Ivanti’s disclosure of the two new flaws comes just three weeks after the company revealed two other zero-days in Ivanti Connect Secure and Ivanti Policy Secure on Jan 10. One of them (CVE-2023-46805) is an authentication bypass flaw and the other, identified as CVE-2024-21887, is a command injection vulnerability.  

Multiple threat groups, including Chinese state-sponsored group UNC5221 have attacked the flaws ferociously over the past few weeks to drop backdoors, web shells, credential stealers and other malware on vulnerable systems.

Quick Take

Custom Malware

Mandiant and others have reported observing UNC5221 exploiting the vulnerabilities to install a range of custom malware on vulnerable Ivanti Connect Secure and Policy Secure gateways. The list includes a passive backdoor called ZIPLINE; two web shells dubbed LIGHTWIRE and WIREFIRE; a dropper named THINSPOOL; and a credential stealer called WARPWIRE. Volexity, which tracks UNC5221 as UTA0178 earlier this month said it had observed at least 2,100 Ivanti appliances that the threat actor has already backdoored.

Ivanti has readied patches for all four vulnerabilities and has said it will be rolling them out in batches in the coming weeks.

Following Ivanti’s disclosure of the two new zero-days on Jan 31, both Mandiant and Ivanti updated their guidance around the vulnerabilities.

Mandiant’s Guidance

Here’s a quick gist of Mandiant’s recommendations for containment, remediation and hardening. Here’s a link to Mandiant’s full guidance document.

 Mandiant’s Guidance for Containment and Investigation

Isolate impacted appliances and run Ivanti’s external integrity checker tool on them to check for signs of compromise.

Provide Ivanti support with the output from the ICT and get the vendor’s support in capturing a forensic/memory image from systems that are impacted.

Review the images for signs of additional compromise. Review VPN logs and enable Unauthenticated Request logging to capture attempts to gain unauthorized access. Configure all event logs, user access and admin access logs for SYSLOG forwarding to ensure offline log availability and to protect against tampering.

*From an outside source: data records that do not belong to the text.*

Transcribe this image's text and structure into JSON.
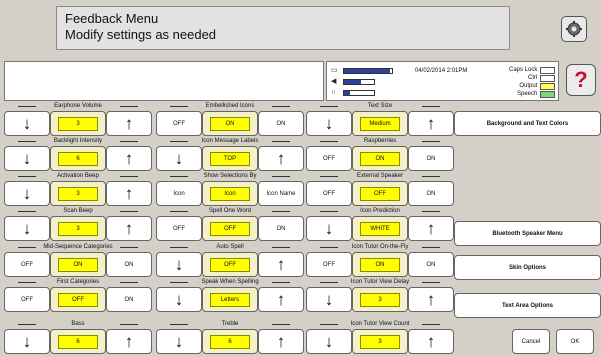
{
  "header": {
    "line1": "Feedback Menu",
    "line2": "Modify settings as needed"
  },
  "status": {
    "date": "04/02/2014 2:01PM",
    "bars": [
      {
        "icon": "battery-icon",
        "glyph": "▭",
        "level": 0.95
      },
      {
        "icon": "speaker-icon",
        "glyph": "◀",
        "level": 0.55
      },
      {
        "icon": "headphones-icon",
        "glyph": "∩",
        "level": 0.2
      }
    ],
    "keys": [
      {
        "label": "Caps Lock",
        "color": "white"
      },
      {
        "label": "Ctrl",
        "color": "white"
      },
      {
        "label": "Output",
        "color": "yellow"
      },
      {
        "label": "Speech",
        "color": "green"
      }
    ]
  },
  "help_label": "?",
  "settings": {
    "earphone_volume": {
      "label": "Earphone Volume",
      "value": "3"
    },
    "embellished_icons": {
      "label": "Embellished Icons",
      "left": "OFF",
      "mid": "ON",
      "right": "ON"
    },
    "text_size": {
      "label": "Text Size",
      "value": "Medium"
    },
    "backlight": {
      "label": "Backlight Intensity",
      "value": "6"
    },
    "icon_msg_labels": {
      "label": "Icon Message Labels",
      "value": "TOP"
    },
    "raspberries": {
      "label": "Raspberries",
      "left": "OFF",
      "mid": "ON",
      "right": "ON"
    },
    "activation_beep": {
      "label": "Activation Beep",
      "value": "3"
    },
    "show_selections": {
      "label": "Show Selections By",
      "left": "Icon",
      "mid": "Icon",
      "right": "Icon Name"
    },
    "external_speaker": {
      "label": "External Speaker",
      "left": "OFF",
      "mid": "OFF",
      "right": "ON"
    },
    "scan_beep": {
      "label": "Scan Beep",
      "value": "3"
    },
    "spell_one_word": {
      "label": "Spell One Word",
      "left": "OFF",
      "mid": "OFF",
      "right": "ON"
    },
    "icon_prediction": {
      "label": "Icon Prediction",
      "value": "WHITE"
    },
    "mid_seq_categories": {
      "label": "Mid-Sequence Categories",
      "left": "OFF",
      "mid": "ON",
      "right": "ON"
    },
    "auto_spell": {
      "label": "Auto Spell",
      "value": "OFF"
    },
    "icon_tutor_otf": {
      "label": "Icon Tutor On-the-Fly",
      "left": "OFF",
      "mid": "ON",
      "right": "ON"
    },
    "first_categories": {
      "label": "First Categories",
      "left": "OFF",
      "mid": "OFF",
      "right": "ON"
    },
    "speak_when_spelling": {
      "label": "Speak When Spelling",
      "value": "Letters"
    },
    "icon_tutor_delay": {
      "label": "Icon Tutor View Delay",
      "value": "3"
    },
    "bass": {
      "label": "Bass",
      "value": "6"
    },
    "treble": {
      "label": "Treble",
      "value": "6"
    },
    "icon_tutor_count": {
      "label": "Icon Tutor View Count",
      "value": "3"
    }
  },
  "buttons": {
    "bg_text_colors": "Background and Text Colors",
    "bluetooth": "Bluetooth Speaker Menu",
    "skin": "Skin Options",
    "text_area": "Text Area Options",
    "cancel": "Cancel",
    "ok": "OK"
  },
  "arrows": {
    "down": "↓",
    "up": "↑"
  }
}
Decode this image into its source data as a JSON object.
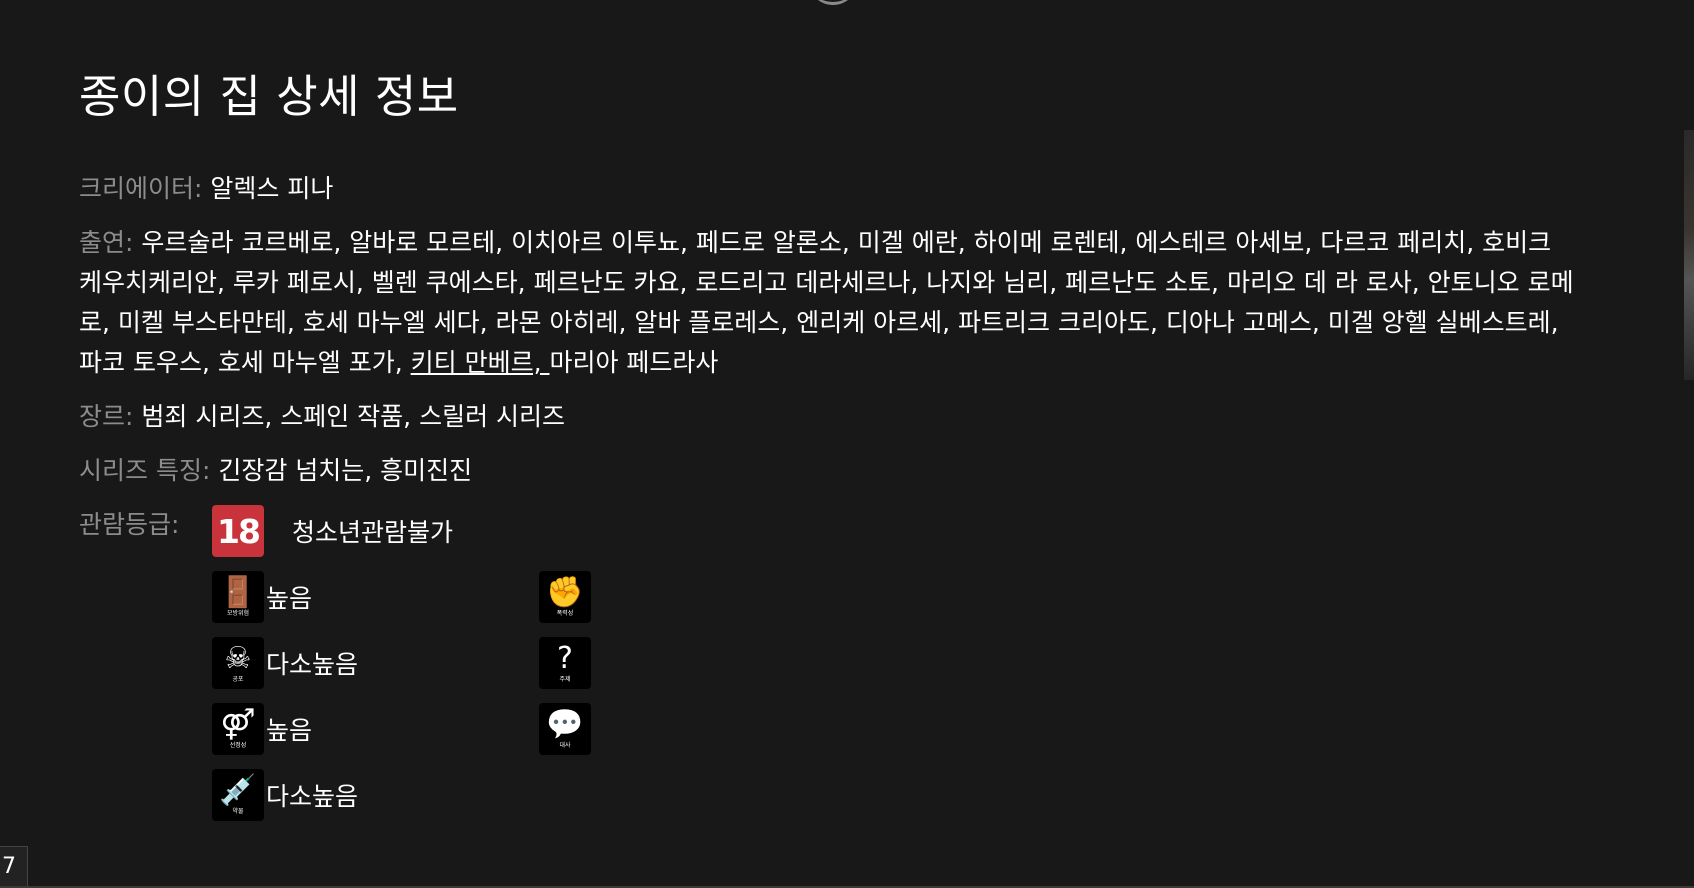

Mandiant’s Remediation Guidance

Preserve a forensic image of the impacted devices; backup the appliance configuration and then do a factory reset, not once, but TWICE.

Apply Ivanti’s official patch, or if one if not available yet, apply the company’s recommendation mitigation.

Restore device, revoke or rotate/reissue any secrets, stored certificates, API keys, local user passwords on the device prior to compromise. This includes the admin enable password.

Mandiant’s Recommended Hardening Measures

Restrict egress communications from affected appliances; disable admin access to the appliance from external/Internet-facing port; enable source-based IP restrictions; enable MFA for admin access; disable session roaming; enforce session limits; disable persistent access; enable the “Remove Browser Session Cookies” feature and enable “HTTP Only Device Cookie”.